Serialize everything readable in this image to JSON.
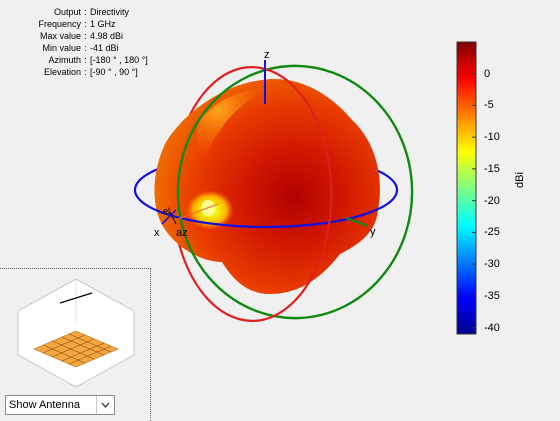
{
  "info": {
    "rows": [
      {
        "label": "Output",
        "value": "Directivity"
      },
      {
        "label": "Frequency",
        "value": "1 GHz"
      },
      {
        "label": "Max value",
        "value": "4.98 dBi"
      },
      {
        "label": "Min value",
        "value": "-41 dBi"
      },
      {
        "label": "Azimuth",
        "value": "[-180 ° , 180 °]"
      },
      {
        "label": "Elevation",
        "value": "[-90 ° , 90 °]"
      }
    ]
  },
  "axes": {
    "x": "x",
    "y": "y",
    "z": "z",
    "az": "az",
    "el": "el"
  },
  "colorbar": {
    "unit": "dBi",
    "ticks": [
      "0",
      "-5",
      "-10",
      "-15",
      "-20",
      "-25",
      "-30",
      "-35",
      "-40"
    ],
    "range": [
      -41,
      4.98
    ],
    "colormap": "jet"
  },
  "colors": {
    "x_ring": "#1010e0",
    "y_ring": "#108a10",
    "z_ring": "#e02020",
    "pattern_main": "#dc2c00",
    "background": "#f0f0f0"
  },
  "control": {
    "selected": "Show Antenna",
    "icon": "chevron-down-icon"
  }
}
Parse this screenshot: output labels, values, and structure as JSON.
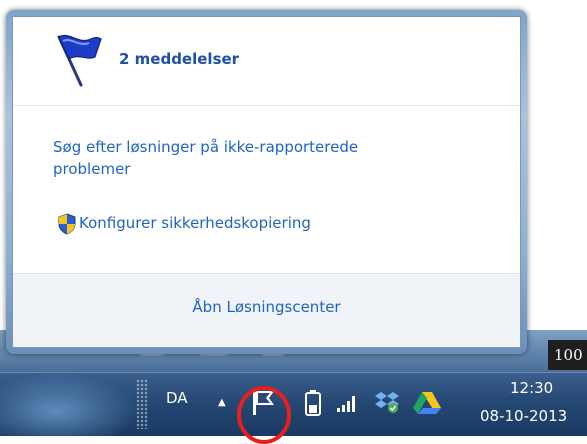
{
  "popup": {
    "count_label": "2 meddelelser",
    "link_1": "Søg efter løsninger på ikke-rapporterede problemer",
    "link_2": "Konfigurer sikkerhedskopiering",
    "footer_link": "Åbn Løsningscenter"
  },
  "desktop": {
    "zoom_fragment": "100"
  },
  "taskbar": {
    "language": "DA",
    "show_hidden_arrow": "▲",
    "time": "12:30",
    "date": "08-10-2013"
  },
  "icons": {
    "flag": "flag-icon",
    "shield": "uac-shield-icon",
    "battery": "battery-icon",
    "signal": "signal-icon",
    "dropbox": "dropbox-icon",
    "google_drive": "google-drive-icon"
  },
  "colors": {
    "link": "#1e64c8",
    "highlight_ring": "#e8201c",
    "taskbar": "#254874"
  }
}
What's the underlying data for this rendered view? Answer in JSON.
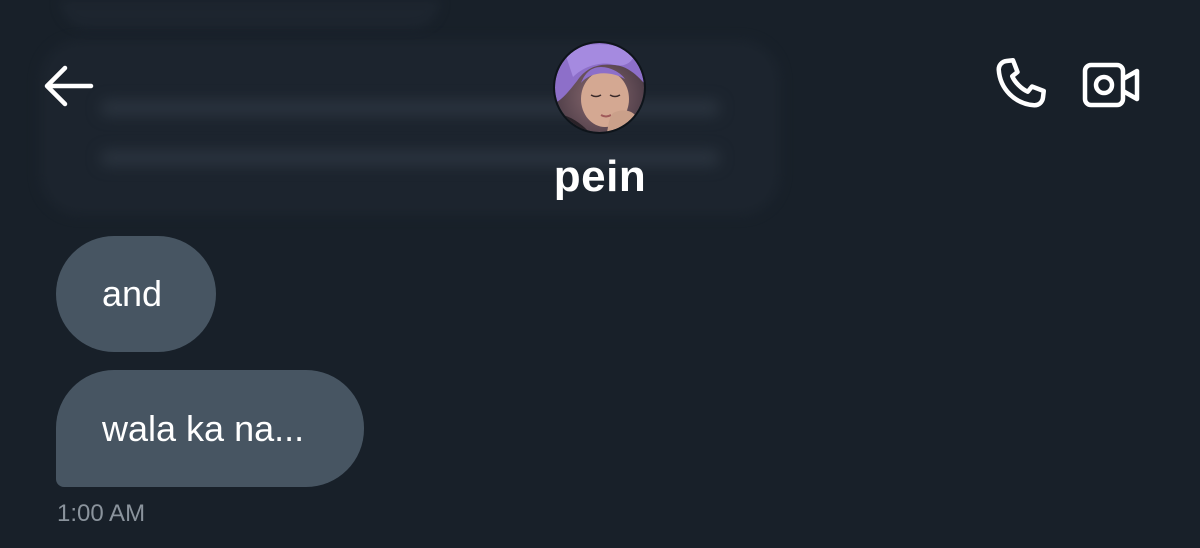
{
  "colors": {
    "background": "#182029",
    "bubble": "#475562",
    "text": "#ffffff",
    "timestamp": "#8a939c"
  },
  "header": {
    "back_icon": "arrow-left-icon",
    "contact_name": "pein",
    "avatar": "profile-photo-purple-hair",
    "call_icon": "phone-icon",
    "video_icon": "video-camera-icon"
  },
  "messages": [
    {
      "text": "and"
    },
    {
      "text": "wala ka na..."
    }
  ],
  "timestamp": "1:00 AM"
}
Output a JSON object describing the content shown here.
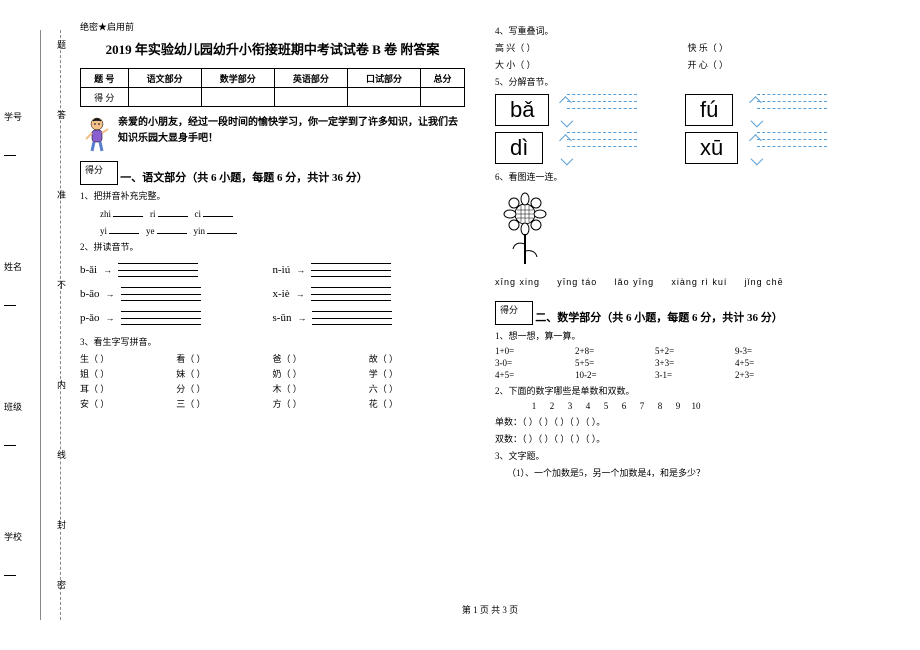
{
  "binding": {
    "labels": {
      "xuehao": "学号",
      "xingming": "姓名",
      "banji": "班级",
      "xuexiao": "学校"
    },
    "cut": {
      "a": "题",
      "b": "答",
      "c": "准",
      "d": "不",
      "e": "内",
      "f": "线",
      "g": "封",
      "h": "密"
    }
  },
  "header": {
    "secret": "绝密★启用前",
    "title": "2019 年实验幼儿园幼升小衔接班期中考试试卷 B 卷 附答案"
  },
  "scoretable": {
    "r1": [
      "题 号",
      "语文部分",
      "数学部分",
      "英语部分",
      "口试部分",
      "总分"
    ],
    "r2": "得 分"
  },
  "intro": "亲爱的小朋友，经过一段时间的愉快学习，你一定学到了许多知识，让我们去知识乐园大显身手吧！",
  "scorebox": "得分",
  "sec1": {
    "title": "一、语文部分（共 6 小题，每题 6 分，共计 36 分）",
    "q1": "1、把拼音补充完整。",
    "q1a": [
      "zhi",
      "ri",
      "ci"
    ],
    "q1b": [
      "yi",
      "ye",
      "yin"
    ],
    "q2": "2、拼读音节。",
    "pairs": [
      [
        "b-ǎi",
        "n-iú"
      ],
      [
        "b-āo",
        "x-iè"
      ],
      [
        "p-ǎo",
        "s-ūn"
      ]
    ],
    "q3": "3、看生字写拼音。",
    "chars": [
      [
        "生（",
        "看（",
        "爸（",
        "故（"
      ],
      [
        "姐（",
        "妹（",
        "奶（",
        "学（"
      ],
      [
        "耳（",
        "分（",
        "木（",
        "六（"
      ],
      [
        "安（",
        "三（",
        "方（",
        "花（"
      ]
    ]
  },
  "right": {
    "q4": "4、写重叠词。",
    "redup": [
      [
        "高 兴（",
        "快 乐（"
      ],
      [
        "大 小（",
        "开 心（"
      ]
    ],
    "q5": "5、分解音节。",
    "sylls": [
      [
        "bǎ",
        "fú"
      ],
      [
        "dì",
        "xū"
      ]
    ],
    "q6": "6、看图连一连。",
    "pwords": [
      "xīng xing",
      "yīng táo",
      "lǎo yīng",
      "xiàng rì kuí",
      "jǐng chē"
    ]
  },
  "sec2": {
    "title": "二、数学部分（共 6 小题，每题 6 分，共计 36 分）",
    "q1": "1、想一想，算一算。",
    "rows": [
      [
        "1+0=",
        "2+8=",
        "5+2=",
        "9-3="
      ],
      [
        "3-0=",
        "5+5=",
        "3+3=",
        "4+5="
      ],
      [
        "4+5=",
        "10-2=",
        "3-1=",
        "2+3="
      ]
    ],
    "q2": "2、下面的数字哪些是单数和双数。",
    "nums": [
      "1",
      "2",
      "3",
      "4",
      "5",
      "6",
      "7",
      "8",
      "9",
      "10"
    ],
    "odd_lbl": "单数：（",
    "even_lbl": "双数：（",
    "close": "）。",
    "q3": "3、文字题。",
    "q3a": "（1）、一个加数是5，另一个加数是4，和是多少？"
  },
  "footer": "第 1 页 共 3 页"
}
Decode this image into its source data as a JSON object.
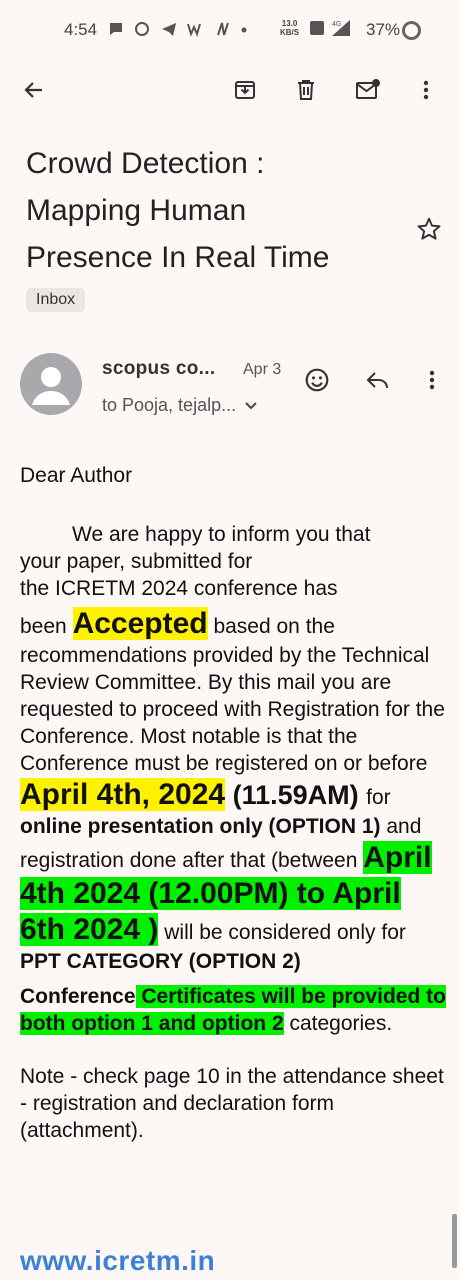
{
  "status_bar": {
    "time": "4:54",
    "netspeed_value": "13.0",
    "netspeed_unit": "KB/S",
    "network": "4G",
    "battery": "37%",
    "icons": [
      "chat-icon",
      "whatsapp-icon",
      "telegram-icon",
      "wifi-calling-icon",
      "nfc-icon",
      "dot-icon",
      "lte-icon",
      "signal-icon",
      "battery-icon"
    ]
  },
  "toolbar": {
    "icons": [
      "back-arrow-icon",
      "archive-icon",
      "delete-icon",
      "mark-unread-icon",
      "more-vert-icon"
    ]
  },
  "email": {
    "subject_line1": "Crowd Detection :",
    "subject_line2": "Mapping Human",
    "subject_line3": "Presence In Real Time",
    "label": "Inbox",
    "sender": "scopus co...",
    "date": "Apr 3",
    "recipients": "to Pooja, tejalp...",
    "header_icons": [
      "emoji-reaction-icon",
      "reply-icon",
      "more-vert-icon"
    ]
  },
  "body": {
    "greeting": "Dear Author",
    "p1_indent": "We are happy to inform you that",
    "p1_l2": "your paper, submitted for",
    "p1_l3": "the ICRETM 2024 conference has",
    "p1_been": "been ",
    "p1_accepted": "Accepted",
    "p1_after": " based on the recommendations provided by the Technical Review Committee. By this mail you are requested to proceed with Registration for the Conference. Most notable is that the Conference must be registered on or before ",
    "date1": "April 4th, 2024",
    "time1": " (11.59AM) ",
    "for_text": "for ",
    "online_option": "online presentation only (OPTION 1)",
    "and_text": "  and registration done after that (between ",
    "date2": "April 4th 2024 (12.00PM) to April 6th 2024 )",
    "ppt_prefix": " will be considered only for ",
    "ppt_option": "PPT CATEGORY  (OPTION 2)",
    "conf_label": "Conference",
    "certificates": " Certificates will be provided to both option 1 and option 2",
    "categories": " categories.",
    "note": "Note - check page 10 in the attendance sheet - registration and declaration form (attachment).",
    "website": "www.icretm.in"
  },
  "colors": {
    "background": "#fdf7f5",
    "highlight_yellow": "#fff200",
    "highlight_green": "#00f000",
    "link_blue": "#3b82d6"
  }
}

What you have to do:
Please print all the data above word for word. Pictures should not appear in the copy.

Answer to this problem:
Serialize everything readable in this image to JSON.
{
  "info": {
    "rows": [
      {
        "label": "Output",
        "value": "Directivity"
      },
      {
        "label": "Frequency",
        "value": "1 GHz"
      },
      {
        "label": "Max value",
        "value": "4.98 dBi"
      },
      {
        "label": "Min value",
        "value": "-41 dBi"
      },
      {
        "label": "Azimuth",
        "value": "[-180 ° , 180 °]"
      },
      {
        "label": "Elevation",
        "value": "[-90 ° , 90 °]"
      }
    ]
  },
  "axes": {
    "x": "x",
    "y": "y",
    "z": "z",
    "az": "az",
    "el": "el"
  },
  "colorbar": {
    "unit": "dBi",
    "ticks": [
      "0",
      "-5",
      "-10",
      "-15",
      "-20",
      "-25",
      "-30",
      "-35",
      "-40"
    ],
    "range": [
      -41,
      4.98
    ],
    "colormap": "jet"
  },
  "colors": {
    "x_ring": "#1010e0",
    "y_ring": "#108a10",
    "z_ring": "#e02020",
    "pattern_main": "#dc2c00",
    "background": "#f0f0f0"
  },
  "control": {
    "selected": "Show Antenna",
    "icon": "chevron-down-icon"
  }
}
Parse this screenshot: output labels, values, and structure as JSON.
{
  "popup": {
    "count_label": "2 meddelelser",
    "link_1": "Søg efter løsninger på ikke-rapporterede problemer",
    "link_2": "Konfigurer sikkerhedskopiering",
    "footer_link": "Åbn Løsningscenter"
  },
  "desktop": {
    "zoom_fragment": "100"
  },
  "taskbar": {
    "language": "DA",
    "show_hidden_arrow": "▲",
    "time": "12:30",
    "date": "08-10-2013"
  },
  "icons": {
    "flag": "flag-icon",
    "shield": "uac-shield-icon",
    "battery": "battery-icon",
    "signal": "signal-icon",
    "dropbox": "dropbox-icon",
    "google_drive": "google-drive-icon"
  },
  "colors": {
    "link": "#1e64c8",
    "highlight_ring": "#e8201c",
    "taskbar": "#254874"
  }
}
What's the underlying data for this rendered view? Answer in JSON.
{
  "colors": {
    "background": "#182029",
    "bubble": "#475562",
    "text": "#ffffff",
    "timestamp": "#8a939c"
  },
  "header": {
    "back_icon": "arrow-left-icon",
    "contact_name": "pein",
    "avatar": "profile-photo-purple-hair",
    "call_icon": "phone-icon",
    "video_icon": "video-camera-icon"
  },
  "messages": [
    {
      "text": "and"
    },
    {
      "text": "wala ka na..."
    }
  ],
  "timestamp": "1:00 AM"
}
Output a JSON object describing the content shown here.
{
  "binding": {
    "labels": {
      "xuehao": "学号",
      "xingming": "姓名",
      "banji": "班级",
      "xuexiao": "学校"
    },
    "cut": {
      "a": "题",
      "b": "答",
      "c": "准",
      "d": "不",
      "e": "内",
      "f": "线",
      "g": "封",
      "h": "密"
    }
  },
  "header": {
    "secret": "绝密★启用前",
    "title": "2019 年实验幼儿园幼升小衔接班期中考试试卷 B 卷 附答案"
  },
  "scoretable": {
    "r1": [
      "题 号",
      "语文部分",
      "数学部分",
      "英语部分",
      "口试部分",
      "总分"
    ],
    "r2": "得 分"
  },
  "intro": "亲爱的小朋友，经过一段时间的愉快学习，你一定学到了许多知识，让我们去知识乐园大显身手吧！",
  "scorebox": "得分",
  "sec1": {
    "title": "一、语文部分（共 6 小题，每题 6 分，共计 36 分）",
    "q1": "1、把拼音补充完整。",
    "q1a": [
      "zhi",
      "ri",
      "ci"
    ],
    "q1b": [
      "yi",
      "ye",
      "yin"
    ],
    "q2": "2、拼读音节。",
    "pairs": [
      [
        "b-ǎi",
        "n-iú"
      ],
      [
        "b-āo",
        "x-iè"
      ],
      [
        "p-ǎo",
        "s-ūn"
      ]
    ],
    "q3": "3、看生字写拼音。",
    "chars": [
      [
        "生（",
        "看（",
        "爸（",
        "故（"
      ],
      [
        "姐（",
        "妹（",
        "奶（",
        "学（"
      ],
      [
        "耳（",
        "分（",
        "木（",
        "六（"
      ],
      [
        "安（",
        "三（",
        "方（",
        "花（"
      ]
    ]
  },
  "right": {
    "q4": "4、写重叠词。",
    "redup": [
      [
        "高 兴（",
        "快 乐（"
      ],
      [
        "大 小（",
        "开 心（"
      ]
    ],
    "q5": "5、分解音节。",
    "sylls": [
      [
        "bǎ",
        "fú"
      ],
      [
        "dì",
        "xū"
      ]
    ],
    "q6": "6、看图连一连。",
    "pwords": [
      "xīng xing",
      "yīng táo",
      "lǎo yīng",
      "xiàng rì kuí",
      "jǐng chē"
    ]
  },
  "sec2": {
    "title": "二、数学部分（共 6 小题，每题 6 分，共计 36 分）",
    "q1": "1、想一想，算一算。",
    "rows": [
      [
        "1+0=",
        "2+8=",
        "5+2=",
        "9-3="
      ],
      [
        "3-0=",
        "5+5=",
        "3+3=",
        "4+5="
      ],
      [
        "4+5=",
        "10-2=",
        "3-1=",
        "2+3="
      ]
    ],
    "q2": "2、下面的数字哪些是单数和双数。",
    "nums": [
      "1",
      "2",
      "3",
      "4",
      "5",
      "6",
      "7",
      "8",
      "9",
      "10"
    ],
    "odd_lbl": "单数：（",
    "even_lbl": "双数：（",
    "close": "）。",
    "q3": "3、文字题。",
    "q3a": "（1）、一个加数是5，另一个加数是4，和是多少？"
  },
  "footer": "第 1 页 共 3 页"
}
Decode this image into its source data as a JSON object.
{
  "status_bar": {
    "time": "4:54",
    "netspeed_value": "13.0",
    "netspeed_unit": "KB/S",
    "network": "4G",
    "battery": "37%",
    "icons": [
      "chat-icon",
      "whatsapp-icon",
      "telegram-icon",
      "wifi-calling-icon",
      "nfc-icon",
      "dot-icon",
      "lte-icon",
      "signal-icon",
      "battery-icon"
    ]
  },
  "toolbar": {
    "icons": [
      "back-arrow-icon",
      "archive-icon",
      "delete-icon",
      "mark-unread-icon",
      "more-vert-icon"
    ]
  },
  "email": {
    "subject_line1": "Crowd Detection :",
    "subject_line2": "Mapping Human",
    "subject_line3": "Presence In Real Time",
    "label": "Inbox",
    "sender": "scopus co...",
    "date": "Apr 3",
    "recipients": "to Pooja, tejalp...",
    "header_icons": [
      "emoji-reaction-icon",
      "reply-icon",
      "more-vert-icon"
    ]
  },
  "body": {
    "greeting": "Dear Author",
    "p1_indent": "We are happy to inform you that",
    "p1_l2": "your paper, submitted for",
    "p1_l3": "the ICRETM 2024 conference has",
    "p1_been": "been ",
    "p1_accepted": "Accepted",
    "p1_after": " based on the recommendations provided by the Technical Review Committee. By this mail you are requested to proceed with Registration for the Conference. Most notable is that the Conference must be registered on or before ",
    "date1": "April 4th, 2024",
    "time1": " (11.59AM) ",
    "for_text": "for ",
    "online_option": "online presentation only (OPTION 1)",
    "and_text": "  and registration done after that (between ",
    "date2": "April 4th 2024 (12.00PM) to April 6th 2024 )",
    "ppt_prefix": " will be considered only for ",
    "ppt_option": "PPT CATEGORY  (OPTION 2)",
    "conf_label": "Conference",
    "certificates": " Certificates will be provided to both option 1 and option 2",
    "categories": " categories.",
    "note": "Note - check page 10 in the attendance sheet - registration and declaration form (attachment).",
    "website": "www.icretm.in"
  },
  "colors": {
    "background": "#fdf7f5",
    "highlight_yellow": "#fff200",
    "highlight_green": "#00f000",
    "link_blue": "#3b82d6"
  }
}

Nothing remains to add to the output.